App and web page records
<<<<

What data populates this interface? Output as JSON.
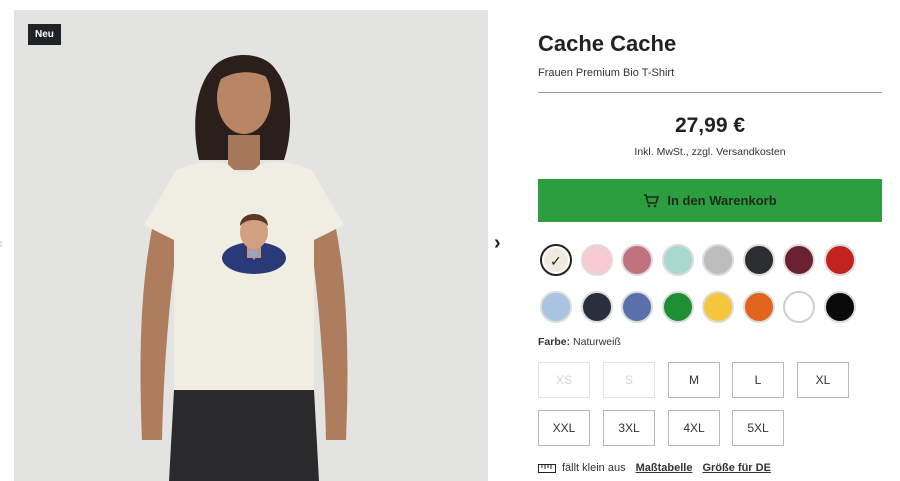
{
  "badge": "Neu",
  "product": {
    "title": "Cache Cache",
    "subtitle": "Frauen Premium Bio T-Shirt",
    "price": "27,99 €",
    "tax_note": "Inkl. MwSt., zzgl. Versandkosten",
    "cart_label": "In den Warenkorb"
  },
  "colors": {
    "label": "Farbe:",
    "selected": "Naturweiß",
    "swatches": [
      "#efebe0",
      "#f7c9d0",
      "#c0737f",
      "#a8d8ce",
      "#bdbdbd",
      "#2b2d2f",
      "#6a2232",
      "#c42121",
      "#a8c4e0",
      "#2a2f3d",
      "#5871a8",
      "#1e8f32",
      "#f4c63c",
      "#e0641c",
      "#ffffff",
      "#0a0a0a"
    ]
  },
  "sizes": [
    "XS",
    "S",
    "M",
    "L",
    "XL",
    "XXL",
    "3XL",
    "4XL",
    "5XL"
  ],
  "size_notes": {
    "fit": "fällt klein aus",
    "size_chart": "Maßtabelle",
    "size_de": "Größe für DE"
  },
  "icons": {
    "cart": "cart-icon",
    "ruler": "ruler-icon",
    "arrow_left": "chevron-left-icon",
    "arrow_right": "chevron-right-icon",
    "check": "check-icon"
  }
}
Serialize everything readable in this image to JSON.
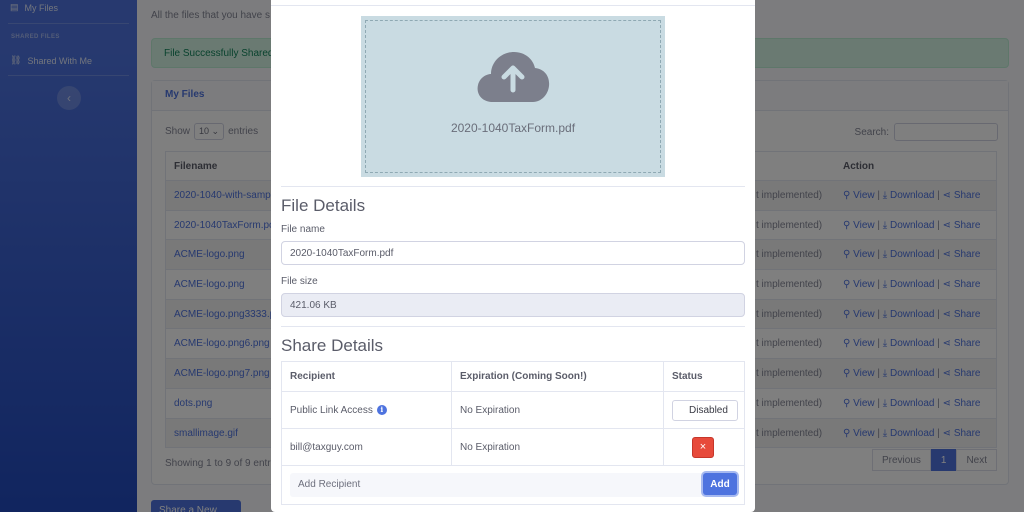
{
  "sidebar": {
    "my_files": "My Files",
    "section_heading": "SHARED FILES",
    "shared_with_me": "Shared With Me",
    "toggle_icon": "chevron-left-icon"
  },
  "content": {
    "intro": "All the files that you have s",
    "alert": "File Successfully Shared!",
    "card_title": "My Files",
    "show_label": "Show",
    "entries_value": "10",
    "entries_label": "entries",
    "search_label": "Search:",
    "columns": {
      "filename": "Filename",
      "action": "Action"
    },
    "rows": [
      {
        "filename": "2020-1040-with-samp",
        "status": "t implemented)"
      },
      {
        "filename": "2020-1040TaxForm.pc",
        "status": "t implemented)"
      },
      {
        "filename": "ACME-logo.png",
        "status": "t implemented)"
      },
      {
        "filename": "ACME-logo.png",
        "status": "t implemented)"
      },
      {
        "filename": "ACME-logo.png3333.p",
        "status": "t implemented)"
      },
      {
        "filename": "ACME-logo.png6.png",
        "status": "t implemented)"
      },
      {
        "filename": "ACME-logo.png7.png",
        "status": "t implemented)"
      },
      {
        "filename": "dots.png",
        "status": "t implemented)"
      },
      {
        "filename": "smallimage.gif",
        "status": "t implemented)"
      }
    ],
    "actions": {
      "view": "View",
      "download": "Download",
      "share": "Share",
      "sep": "|"
    },
    "showing": "Showing 1 to 9 of 9 entri",
    "pager": {
      "previous": "Previous",
      "page": "1",
      "next": "Next"
    },
    "share_new": "Share a New File"
  },
  "modal": {
    "dropzone_filename": "2020-1040TaxForm.pdf",
    "file_details_title": "File Details",
    "file_name_label": "File name",
    "file_name_value": "2020-1040TaxForm.pdf",
    "file_size_label": "File size",
    "file_size_value": "421.06 KB",
    "share_details_title": "Share Details",
    "share_columns": {
      "recipient": "Recipient",
      "expiration": "Expiration (Coming Soon!)",
      "status": "Status"
    },
    "share_rows": [
      {
        "recipient": "Public Link Access",
        "expiration": "No Expiration",
        "status_button": "Disabled"
      },
      {
        "recipient": "bill@taxguy.com",
        "expiration": "No Expiration",
        "remove_button": "×"
      }
    ],
    "add_recipient_placeholder": "Add Recipient",
    "add_button": "Add"
  },
  "colors": {
    "primary": "#4e73df",
    "danger": "#e74a3b",
    "success_bg": "#d4f5e4",
    "dropzone_bg": "#c9dbe2"
  }
}
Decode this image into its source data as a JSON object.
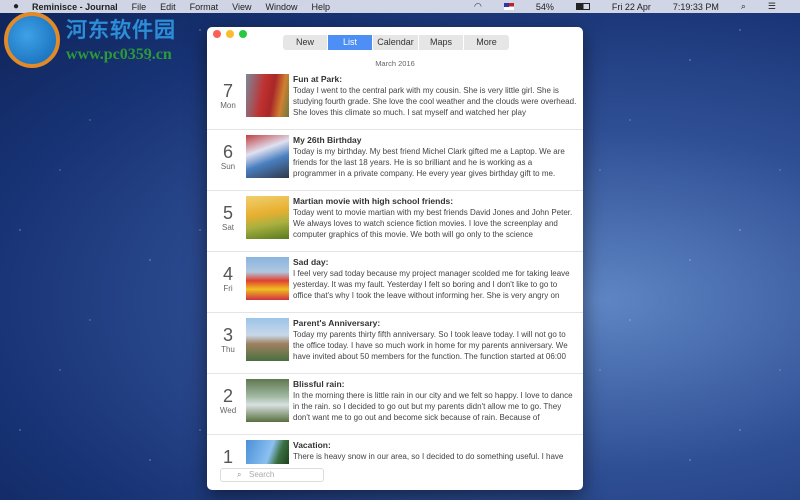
{
  "menubar": {
    "apple": "",
    "app": "Reminisce - Journal",
    "items": [
      "File",
      "Edit",
      "Format",
      "View",
      "Window",
      "Help"
    ],
    "battery": "54%",
    "date": "Fri 22 Apr",
    "time": "7:19:33 PM"
  },
  "watermark": {
    "cn": "河东软件园",
    "url": "www.pc0359.cn"
  },
  "toolbar": {
    "tabs": [
      "New",
      "List",
      "Calendar",
      "Maps",
      "More"
    ],
    "active": "List"
  },
  "month": "March 2016",
  "entries": [
    {
      "day": "7",
      "weekday": "Mon",
      "title": "Fun at Park:",
      "body": "Today I went to the central park with my cousin. She is very little girl. She is studying fourth grade. She love the cool weather and the clouds were overhead. She loves this climate so much. I sat myself and watched her play",
      "thumb": "linear-gradient(100deg,#7a8a9a 0%,#c03030 40%,#a82828 60%,#d08030 80%,#6a7a40 100%)"
    },
    {
      "day": "6",
      "weekday": "Sun",
      "title": "My 26th Birthday",
      "body": "Today is my birthday. My best friend Michel Clark gifted me a Laptop. We are friends for the last 18 years. He is so brilliant and he is working as a programmer in a private company. He every year gives birthday gift to me.",
      "thumb": "linear-gradient(160deg,#c04040 0%,#e0e0f0 35%,#4a80c0 60%,#303848 100%)"
    },
    {
      "day": "5",
      "weekday": "Sat",
      "title": "Martian movie with high school friends:",
      "body": "Today went to movie martian with my best friends David Jones and John Peter. We always loves to watch science fiction movies. I love the screenplay and computer graphics of this movie. We both will go only to the science",
      "thumb": "linear-gradient(170deg,#f0d070 0%,#e8b030 40%,#a8b040 65%,#587a20 100%)"
    },
    {
      "day": "4",
      "weekday": "Fri",
      "title": "Sad day:",
      "body": "I feel very sad today because my project manager scolded me for taking leave yesterday. It was my fault. Yesterday I felt so boring and I don't like to go to office that's why I took the leave without informing her. She is very angry on",
      "thumb": "linear-gradient(180deg,#8ab4e0 0%,#b0c8e0 35%,#e04030 55%,#f0c020 75%,#d03040 100%)"
    },
    {
      "day": "3",
      "weekday": "Thu",
      "title": "Parent's Anniversary:",
      "body": "Today my parents thirty fifth anniversary. So I took leave today. I will not go to the office today. I have so much work in home for my parents anniversary. We have invited about 50 members for the function. The function started at 06:00",
      "thumb": "linear-gradient(180deg,#9cc4e8 0%,#c8d8e8 40%,#a08060 60%,#4a7040 100%)"
    },
    {
      "day": "2",
      "weekday": "Wed",
      "title": "Blissful rain:",
      "body": "In the morning there is little rain in our city and we felt so happy. I love to dance in the rain. so I decided to go out but my parents didn't allow me to go. They don't want me to go out and become sick because of rain. Because of",
      "thumb": "linear-gradient(180deg,#607850 0%,#a0b8a0 40%,#d8e0e0 60%,#587040 100%)"
    },
    {
      "day": "1",
      "weekday": "",
      "title": "Vacation:",
      "body": "There is heavy snow in our area, so I decided to do something useful. I have",
      "thumb": "linear-gradient(110deg,#4a90d8 0%,#8cc0f0 55%,#3a7040 75%,#204020 100%)"
    }
  ],
  "search": {
    "placeholder": "Search"
  }
}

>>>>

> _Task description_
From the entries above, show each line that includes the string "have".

> _Answer to the problem_
    "intro": "All the files that you have s",
      "body": "Today my parents thirty fifth anniversary. So I took leave today. I will not go to the office today. I have so much work in home for my parents anniversary. We have invited about 50 members for the function. The function started at 06:00",
      "body": "There is heavy snow in our area, so I decided to do something useful. I have",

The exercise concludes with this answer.